RS: Is there anything that you wish the service did that it doesn’t do right now?

FM: Well, I was afraid you was going to ask me that question. I expected you to… and I thought it about a bit over the last few days and I guess the truth of the matter is I was afraid that if I tell you then I might find out that you already got it and I’m just not using it.

RS: [Laughing] No … don’t worry about that. I certainly haven’t done the best job of communicating all of the new features and benefits I’ve added over the years. If you missed something, I’m sure it was my fault.

FM: The only thing I can think of is that the last time I had my dues come due, I had a heck of a time getting the thing paid for… but that’s about all. I joked with your support agent that he better tell them that he’s about to cancel out the very first customer he ever got. He laughed.

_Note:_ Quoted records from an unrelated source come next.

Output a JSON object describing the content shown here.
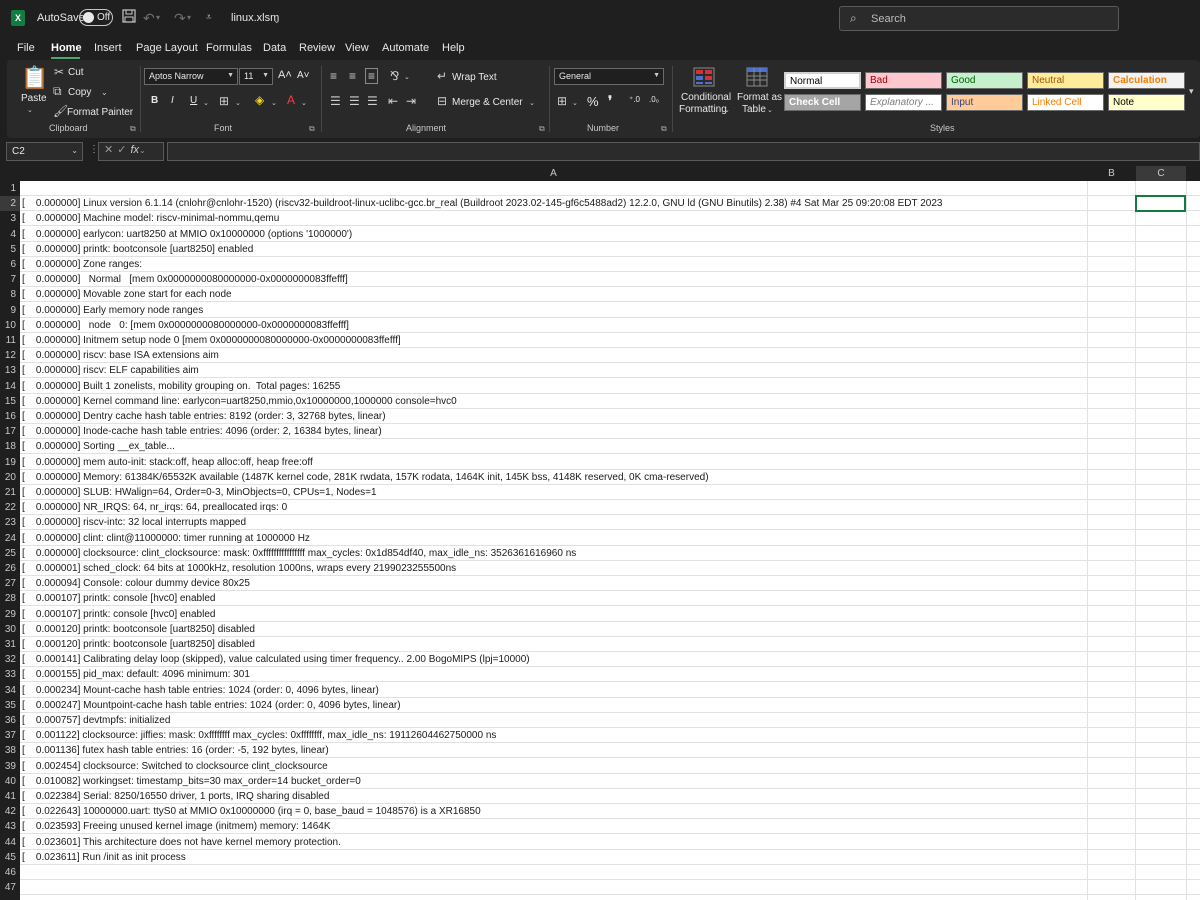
{
  "titlebar": {
    "autosave_label": "AutoSave",
    "toggle_state": "Off",
    "filename": "linux.xlsm",
    "search_placeholder": "Search",
    "icons": [
      "excel-logo",
      "save-icon",
      "undo-icon",
      "redo-icon",
      "customize-icon"
    ]
  },
  "menu": {
    "tabs": [
      "File",
      "Home",
      "Insert",
      "Page Layout",
      "Formulas",
      "Data",
      "Review",
      "View",
      "Automate",
      "Help"
    ],
    "active": "Home"
  },
  "ribbon": {
    "clipboard": {
      "paste": "Paste",
      "cut": "Cut",
      "copy": "Copy",
      "format_painter": "Format Painter",
      "label": "Clipboard"
    },
    "font": {
      "name": "Aptos Narrow",
      "size": "11",
      "label": "Font",
      "bold": "B",
      "italic": "I",
      "underline": "U"
    },
    "alignment": {
      "wrap_text": "Wrap Text",
      "merge_center": "Merge & Center",
      "label": "Alignment"
    },
    "number": {
      "format": "General",
      "label": "Number"
    },
    "styles": {
      "conditional_formatting_1": "Conditional",
      "conditional_formatting_2": "Formatting",
      "format_as_table_1": "Format as",
      "format_as_table_2": "Table",
      "label": "Styles",
      "cells": [
        {
          "name": "Normal",
          "bg": "#ffffff",
          "fg": "#000000"
        },
        {
          "name": "Bad",
          "bg": "#ffc7ce",
          "fg": "#9c0006"
        },
        {
          "name": "Good",
          "bg": "#c6efce",
          "fg": "#006100"
        },
        {
          "name": "Neutral",
          "bg": "#ffeb9c",
          "fg": "#9c5700"
        },
        {
          "name": "Calculation",
          "bg": "#f2f2f2",
          "fg": "#fa7d00"
        },
        {
          "name": "Check Cell",
          "bg": "#a5a5a5",
          "fg": "#ffffff"
        },
        {
          "name": "Explanatory ...",
          "bg": "#ffffff",
          "fg": "#7f7f7f"
        },
        {
          "name": "Input",
          "bg": "#ffcc99",
          "fg": "#3f3f76"
        },
        {
          "name": "Linked Cell",
          "bg": "#ffffff",
          "fg": "#fa7d00"
        },
        {
          "name": "Note",
          "bg": "#ffffcc",
          "fg": "#000000"
        }
      ]
    }
  },
  "formula_bar": {
    "cell_ref": "C2",
    "fx": "fx",
    "content": ""
  },
  "columns": [
    "A",
    "B",
    "C"
  ],
  "rows": [
    {
      "n": "1",
      "text": ""
    },
    {
      "n": "2",
      "text": "[    0.000000] Linux version 6.1.14 (cnlohr@cnlohr-1520) (riscv32-buildroot-linux-uclibc-gcc.br_real (Buildroot 2023.02-145-gf6c5488ad2) 12.2.0, GNU ld (GNU Binutils) 2.38) #4 Sat Mar 25 09:20:08 EDT 2023"
    },
    {
      "n": "3",
      "text": "[    0.000000] Machine model: riscv-minimal-nommu,qemu"
    },
    {
      "n": "4",
      "text": "[    0.000000] earlycon: uart8250 at MMIO 0x10000000 (options '1000000')"
    },
    {
      "n": "5",
      "text": "[    0.000000] printk: bootconsole [uart8250] enabled"
    },
    {
      "n": "6",
      "text": "[    0.000000] Zone ranges:"
    },
    {
      "n": "7",
      "text": "[    0.000000]   Normal   [mem 0x0000000080000000-0x0000000083ffefff]"
    },
    {
      "n": "8",
      "text": "[    0.000000] Movable zone start for each node"
    },
    {
      "n": "9",
      "text": "[    0.000000] Early memory node ranges"
    },
    {
      "n": "10",
      "text": "[    0.000000]   node   0: [mem 0x0000000080000000-0x0000000083ffefff]"
    },
    {
      "n": "11",
      "text": "[    0.000000] Initmem setup node 0 [mem 0x0000000080000000-0x0000000083ffefff]"
    },
    {
      "n": "12",
      "text": "[    0.000000] riscv: base ISA extensions aim"
    },
    {
      "n": "13",
      "text": "[    0.000000] riscv: ELF capabilities aim"
    },
    {
      "n": "14",
      "text": "[    0.000000] Built 1 zonelists, mobility grouping on.  Total pages: 16255"
    },
    {
      "n": "15",
      "text": "[    0.000000] Kernel command line: earlycon=uart8250,mmio,0x10000000,1000000 console=hvc0"
    },
    {
      "n": "16",
      "text": "[    0.000000] Dentry cache hash table entries: 8192 (order: 3, 32768 bytes, linear)"
    },
    {
      "n": "17",
      "text": "[    0.000000] Inode-cache hash table entries: 4096 (order: 2, 16384 bytes, linear)"
    },
    {
      "n": "18",
      "text": "[    0.000000] Sorting __ex_table..."
    },
    {
      "n": "19",
      "text": "[    0.000000] mem auto-init: stack:off, heap alloc:off, heap free:off"
    },
    {
      "n": "20",
      "text": "[    0.000000] Memory: 61384K/65532K available (1487K kernel code, 281K rwdata, 157K rodata, 1464K init, 145K bss, 4148K reserved, 0K cma-reserved)"
    },
    {
      "n": "21",
      "text": "[    0.000000] SLUB: HWalign=64, Order=0-3, MinObjects=0, CPUs=1, Nodes=1"
    },
    {
      "n": "22",
      "text": "[    0.000000] NR_IRQS: 64, nr_irqs: 64, preallocated irqs: 0"
    },
    {
      "n": "23",
      "text": "[    0.000000] riscv-intc: 32 local interrupts mapped"
    },
    {
      "n": "24",
      "text": "[    0.000000] clint: clint@11000000: timer running at 1000000 Hz"
    },
    {
      "n": "25",
      "text": "[    0.000000] clocksource: clint_clocksource: mask: 0xffffffffffffffff max_cycles: 0x1d854df40, max_idle_ns: 3526361616960 ns"
    },
    {
      "n": "26",
      "text": "[    0.000001] sched_clock: 64 bits at 1000kHz, resolution 1000ns, wraps every 2199023255500ns"
    },
    {
      "n": "27",
      "text": "[    0.000094] Console: colour dummy device 80x25"
    },
    {
      "n": "28",
      "text": "[    0.000107] printk: console [hvc0] enabled"
    },
    {
      "n": "29",
      "text": "[    0.000107] printk: console [hvc0] enabled"
    },
    {
      "n": "30",
      "text": "[    0.000120] printk: bootconsole [uart8250] disabled"
    },
    {
      "n": "31",
      "text": "[    0.000120] printk: bootconsole [uart8250] disabled"
    },
    {
      "n": "32",
      "text": "[    0.000141] Calibrating delay loop (skipped), value calculated using timer frequency.. 2.00 BogoMIPS (lpj=10000)"
    },
    {
      "n": "33",
      "text": "[    0.000155] pid_max: default: 4096 minimum: 301"
    },
    {
      "n": "34",
      "text": "[    0.000234] Mount-cache hash table entries: 1024 (order: 0, 4096 bytes, linear)"
    },
    {
      "n": "35",
      "text": "[    0.000247] Mountpoint-cache hash table entries: 1024 (order: 0, 4096 bytes, linear)"
    },
    {
      "n": "36",
      "text": "[    0.000757] devtmpfs: initialized"
    },
    {
      "n": "37",
      "text": "[    0.001122] clocksource: jiffies: mask: 0xffffffff max_cycles: 0xffffffff, max_idle_ns: 19112604462750000 ns"
    },
    {
      "n": "38",
      "text": "[    0.001136] futex hash table entries: 16 (order: -5, 192 bytes, linear)"
    },
    {
      "n": "39",
      "text": "[    0.002454] clocksource: Switched to clocksource clint_clocksource"
    },
    {
      "n": "40",
      "text": "[    0.010082] workingset: timestamp_bits=30 max_order=14 bucket_order=0"
    },
    {
      "n": "41",
      "text": "[    0.022384] Serial: 8250/16550 driver, 1 ports, IRQ sharing disabled"
    },
    {
      "n": "42",
      "text": "[    0.022643] 10000000.uart: ttyS0 at MMIO 0x10000000 (irq = 0, base_baud = 1048576) is a XR16850"
    },
    {
      "n": "43",
      "text": "[    0.023593] Freeing unused kernel image (initmem) memory: 1464K"
    },
    {
      "n": "44",
      "text": "[    0.023601] This architecture does not have kernel memory protection."
    },
    {
      "n": "45",
      "text": "[    0.023611] Run /init as init process"
    },
    {
      "n": "46",
      "text": ""
    },
    {
      "n": "47",
      "text": ""
    }
  ]
}
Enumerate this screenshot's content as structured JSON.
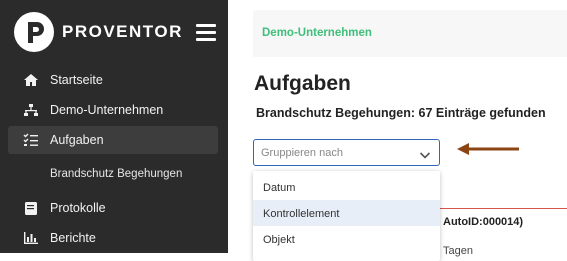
{
  "brand": {
    "name": "PROVENTOR"
  },
  "nav": {
    "items": [
      {
        "label": "Startseite",
        "icon": "home-icon"
      },
      {
        "label": "Demo-Unternehmen",
        "icon": "org-icon"
      },
      {
        "label": "Aufgaben",
        "icon": "checklist-icon",
        "active": true
      },
      {
        "label": "Protokolle",
        "icon": "book-icon"
      },
      {
        "label": "Berichte",
        "icon": "bar-chart-icon"
      }
    ],
    "sub_item": "Brandschutz Begehungen"
  },
  "breadcrumb": "Demo-Unternehmen",
  "page": {
    "title": "Aufgaben",
    "result_line": "Brandschutz Begehungen: 67 Einträge gefunden"
  },
  "groupby": {
    "placeholder": "Gruppieren nach",
    "options": [
      "Datum",
      "Kontrollelement",
      "Objekt"
    ],
    "highlighted": "Kontrollelement"
  },
  "background": {
    "fragment1": "AutoID:000014)",
    "fragment2": "Tagen"
  },
  "colors": {
    "sidebar": "#2b2b2b",
    "accent_green": "#3fbf7a",
    "focus_blue": "#2f67b5",
    "arrow": "#8b4513"
  }
}
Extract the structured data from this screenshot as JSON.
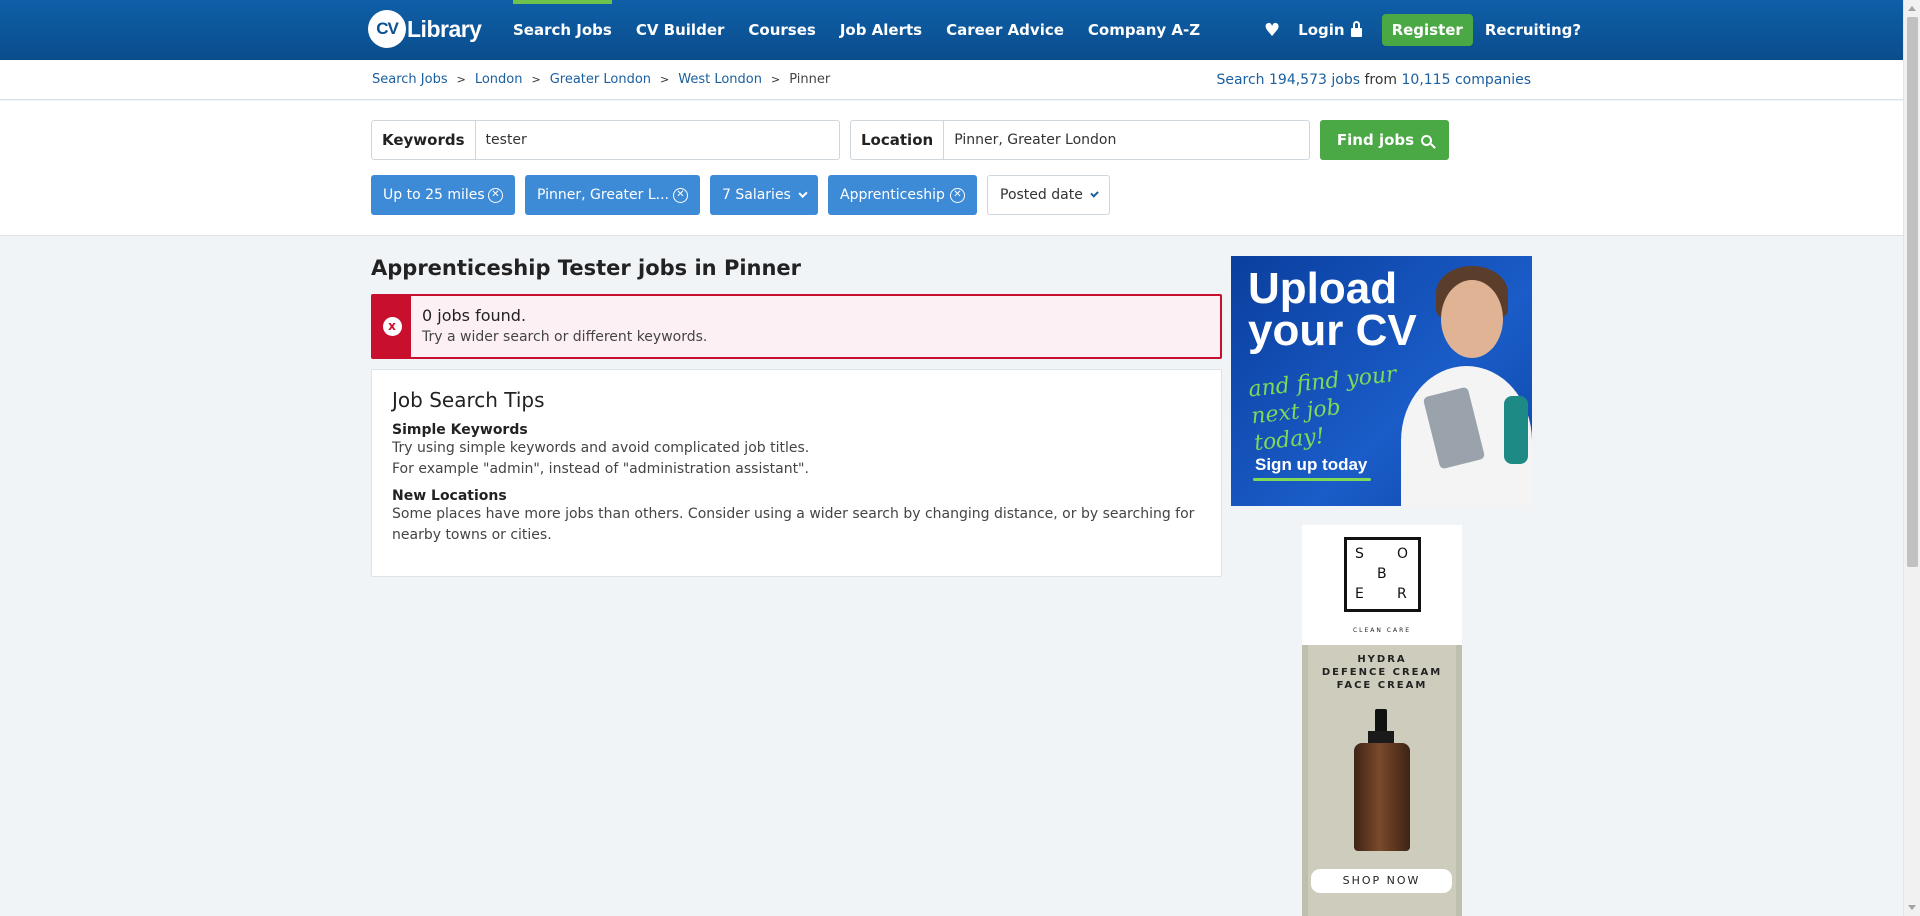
{
  "header": {
    "logo_cv": "CV",
    "logo_library": "Library",
    "nav": [
      {
        "label": "Search Jobs"
      },
      {
        "label": "CV Builder"
      },
      {
        "label": "Courses"
      },
      {
        "label": "Job Alerts"
      },
      {
        "label": "Career Advice"
      },
      {
        "label": "Company A-Z"
      }
    ],
    "login_label": "Login",
    "register_label": "Register",
    "recruiting_label": "Recruiting?"
  },
  "breadcrumb": {
    "items": [
      "Search Jobs",
      "London",
      "Greater London",
      "West London"
    ],
    "current": "Pinner",
    "separator": ">"
  },
  "stats": {
    "search_label": "Search",
    "jobs_count": "194,573",
    "jobs_label": "jobs",
    "from_label": "from",
    "companies_count": "10,115",
    "companies_label": "companies"
  },
  "search": {
    "keywords_label": "Keywords",
    "keywords_value": "tester",
    "location_label": "Location",
    "location_value": "Pinner, Greater London",
    "find_label": "Find jobs"
  },
  "filters": [
    {
      "label": "Up to 25 miles",
      "removable": true
    },
    {
      "label": "Pinner, Greater L...",
      "removable": true
    },
    {
      "label": "7 Salaries",
      "dropdown": true
    },
    {
      "label": "Apprenticeship",
      "removable": true
    },
    {
      "label": "Posted date",
      "dropdown": true
    }
  ],
  "main": {
    "title": "Apprenticeship Tester jobs in Pinner",
    "alert_title": "0 jobs found.",
    "alert_sub": "Try a wider search or different keywords.",
    "alert_icon": "x",
    "tips_title": "Job Search Tips",
    "tip1_heading": "Simple Keywords",
    "tip1_line1": "Try using simple keywords and avoid complicated job titles.",
    "tip1_line2": "For example \"admin\", instead of \"administration assistant\".",
    "tip2_heading": "New Locations",
    "tip2_text": "Some places have more jobs than others. Consider using a wider search by changing distance, or by searching for nearby towns or cities."
  },
  "ads": {
    "ad1_headline_1": "Upload",
    "ad1_headline_2": "your CV",
    "ad1_sub": "and find your next job today!",
    "ad1_cta": "Sign up today",
    "ad2_letters": [
      "S",
      "O",
      "B",
      "E",
      "R"
    ],
    "ad2_tag": "CLEAN CARE",
    "ad2_product_1": "HYDRA",
    "ad2_product_2": "DEFENCE CREAM",
    "ad2_product_3": "FACE CREAM",
    "ad2_cta": "SHOP NOW"
  },
  "colors": {
    "header_blue": "#0b4f91",
    "accent_green": "#4ba945",
    "chip_blue": "#3d8ad6",
    "link_blue": "#1a5f9e",
    "alert_red": "#c8102e",
    "alert_bg": "#fdf0f4"
  }
}
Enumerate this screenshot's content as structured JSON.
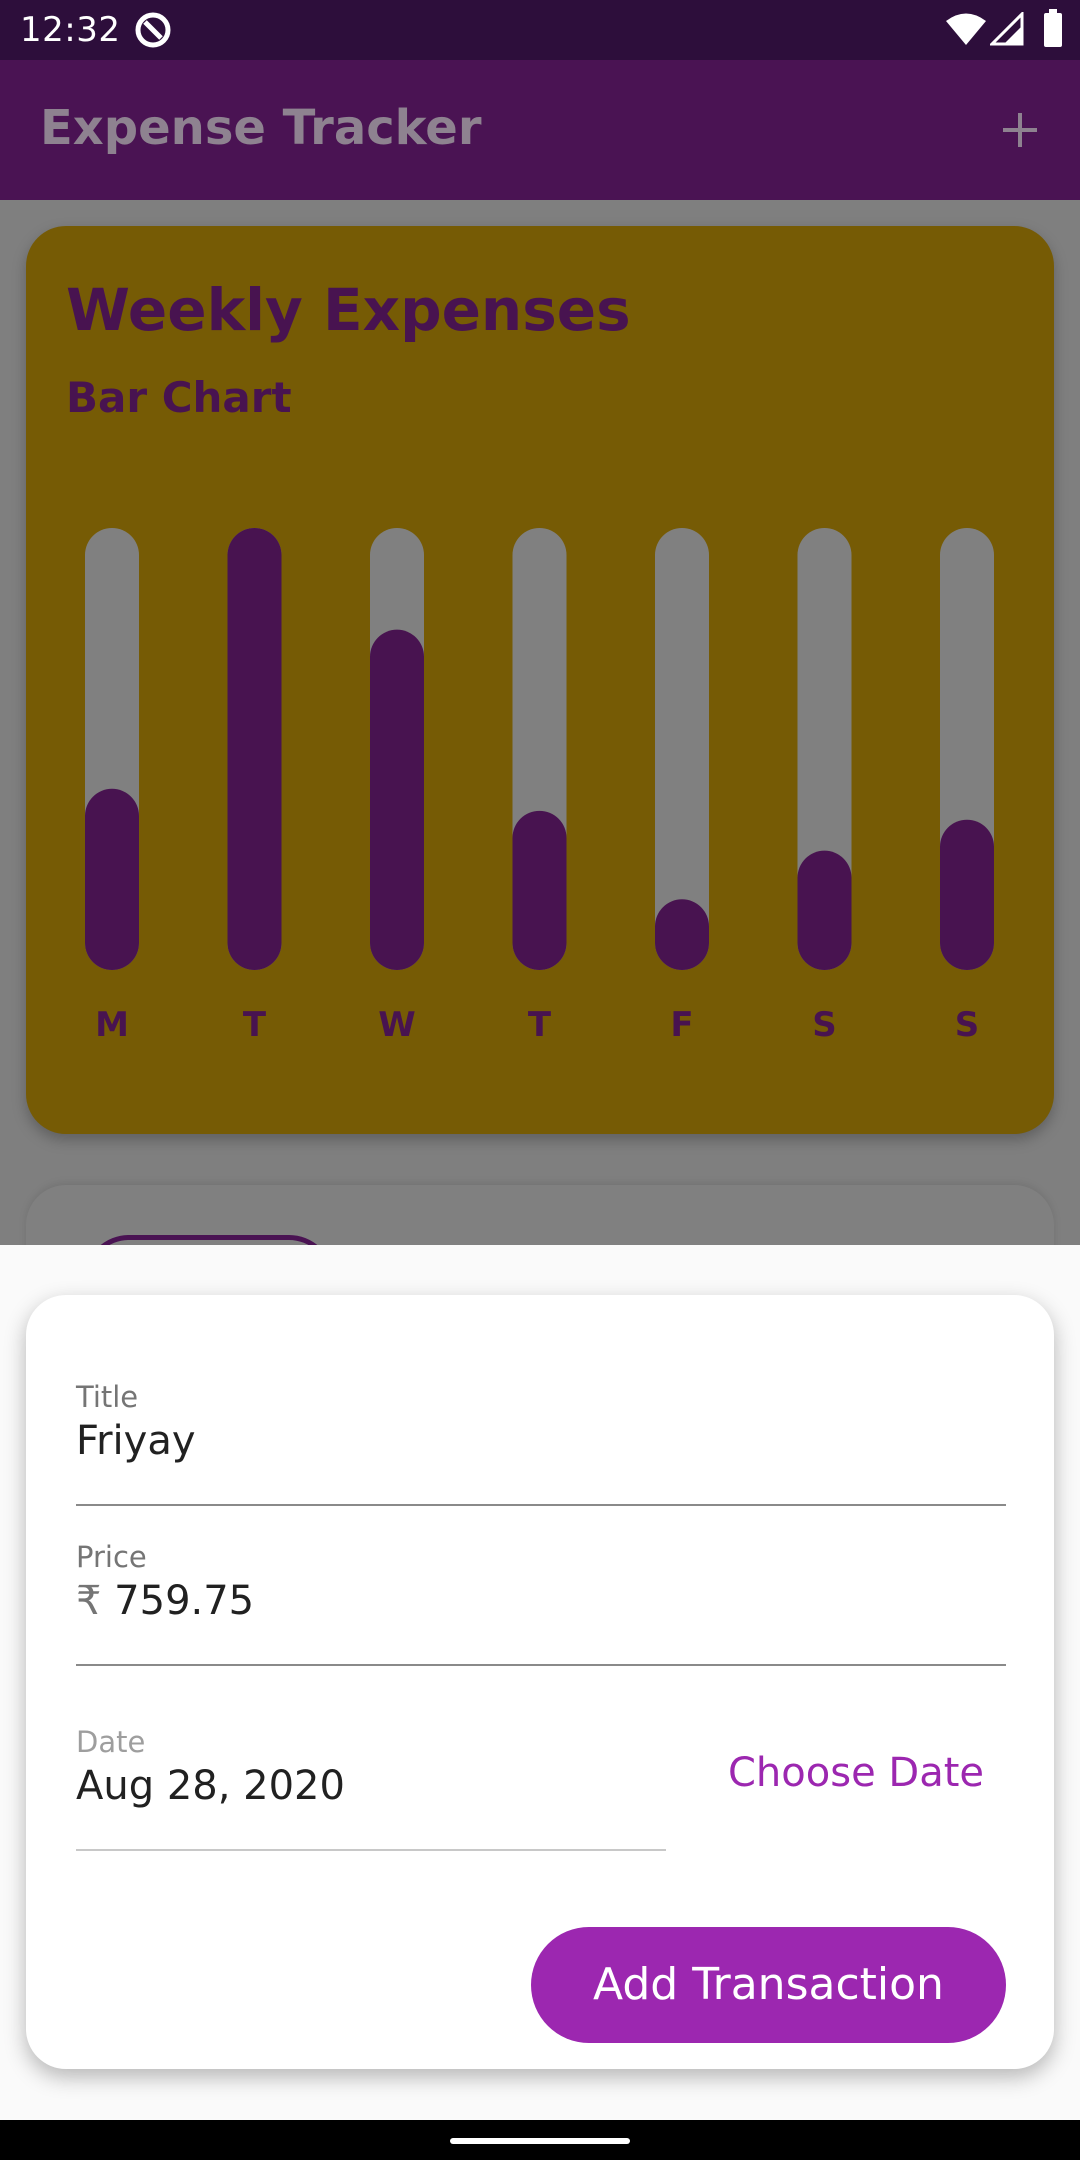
{
  "status_bar": {
    "time": "12:32",
    "app_icon": "no-disturb-icon",
    "wifi_icon": "wifi-icon",
    "signal_icon": "cell-signal-icon",
    "battery_icon": "battery-icon"
  },
  "app_bar": {
    "title": "Expense Tracker",
    "add_icon": "plus-icon"
  },
  "chart": {
    "title": "Weekly Expenses",
    "subtitle": "Bar Chart",
    "background_color": "#765b05",
    "bar_color": "#481350",
    "track_color": "#808080"
  },
  "chart_data": {
    "type": "bar",
    "categories": [
      "M",
      "T",
      "W",
      "T",
      "F",
      "S",
      "S"
    ],
    "values": [
      0.41,
      1.0,
      0.77,
      0.36,
      0.16,
      0.27,
      0.34
    ],
    "ylim": [
      0,
      1
    ]
  },
  "form": {
    "title_label": "Title",
    "title_value": "Friyay",
    "price_label": "Price",
    "currency_symbol": "₹",
    "price_value": "759.75",
    "date_label": "Date",
    "date_value": "Aug 28, 2020",
    "choose_date_label": "Choose Date",
    "add_button_label": "Add Transaction",
    "accent_color": "#9c27b0"
  }
}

RS: We’ve grown a lot over the past couple of years and there have definitely been some growing pains. Sometimes things don’t always the way you planned but I’m sure you know all about that.

FM: Yeah, I do. The main thing is, I always found, that the quicker you recognize that and turn in another direction, the better off you are.

RS: Sounds kind of like stop losses.

FM: Right!

RS: What would you say to someone who was new to investing to help them not have to go through what you and I had to go through before we learned our lessons? Do you think that it’s possible for newcomers to not have to learn the hard way?

FM: Well, I have talked to some of my grandchildren about your plan. I don’t think any of ‘em’s ever got in. But I have told ‘em exactly my experience and I’ve told ‘em that I think that the idea of something like TradeStops will prevent that from happening to you and if you’re going to get serious about getting into the stock market and if you plan on ever making any money out of it … you better not just have a plan to buy. You better have a plan on when you sell. And I’m not smart enough to know when that ought to happen. So I need something that triggers it. That’s what I tell everyone that I talk to about dealing with the market.

I don’t know that I can name any one that’s done it. I suspect that some of ‘em are going through what your experience and my experience was early on.

I don’t think any one of us know everything about the markets and can anticipate all the ups and downs that occur but they’re going to happen whether you believe it or not. If you don’t have some plan to deal with it, you’re gonna lose… you’re gonna lose a lot of your profits.

Of course, if you sell, you never know. It may turn right back around and go back up but that’s ok. You just have to forget about that and think about how you protected what YOU had and didn’t just lose it.

RS: One of the new tools that I recently launched is called the Re-Entry Rule. Have you read anything about that?

FM: No, I haven’t. Tell me about it.

RS: It tells you when it’s safe to get back in to a stock that you’ve been stopped out of.

FM: That sounds like a good thing. I’ll have to look into that a little bit.

RS: I think that it helps people to follow the discipline of trailing stops if they know that they have a way of getting back into a stock that they have to sell because the stop was hit. Selling often isn’t fun but it can be easier if you know that you’re not closing the door on a loved stock forever.

Hey, did you know that Isaac Newton lost most all of his money in the stock market of his day?

FM: No sir.

RS: He sure did. He invested in the South Sea Company and accumulated massive paper profits before finally losing it all when the bubble popped. He had no idea when to sell. That tells you that it’s not about brains that tells you when you should get out.

FM: Well, that’s exactly right. I think that within each of us there’s a certain ego that once you ride something up so high and then it starts dropping back down… then you start thinking about, well, if I had sold two weeks ago when it was 10% higher than it is right now and then you say, well, it’ll probably go back up. Sometimes it does but it don’t always … and I’ve learned that.

If you don’t have a plan to get out when you get in, you’re in trouble.

The day you get in, you had a plan to get in, you better have a plan to get out.

[End of interview]

Couldn’t have said it better myself Forrest.

To the growth of your wealth,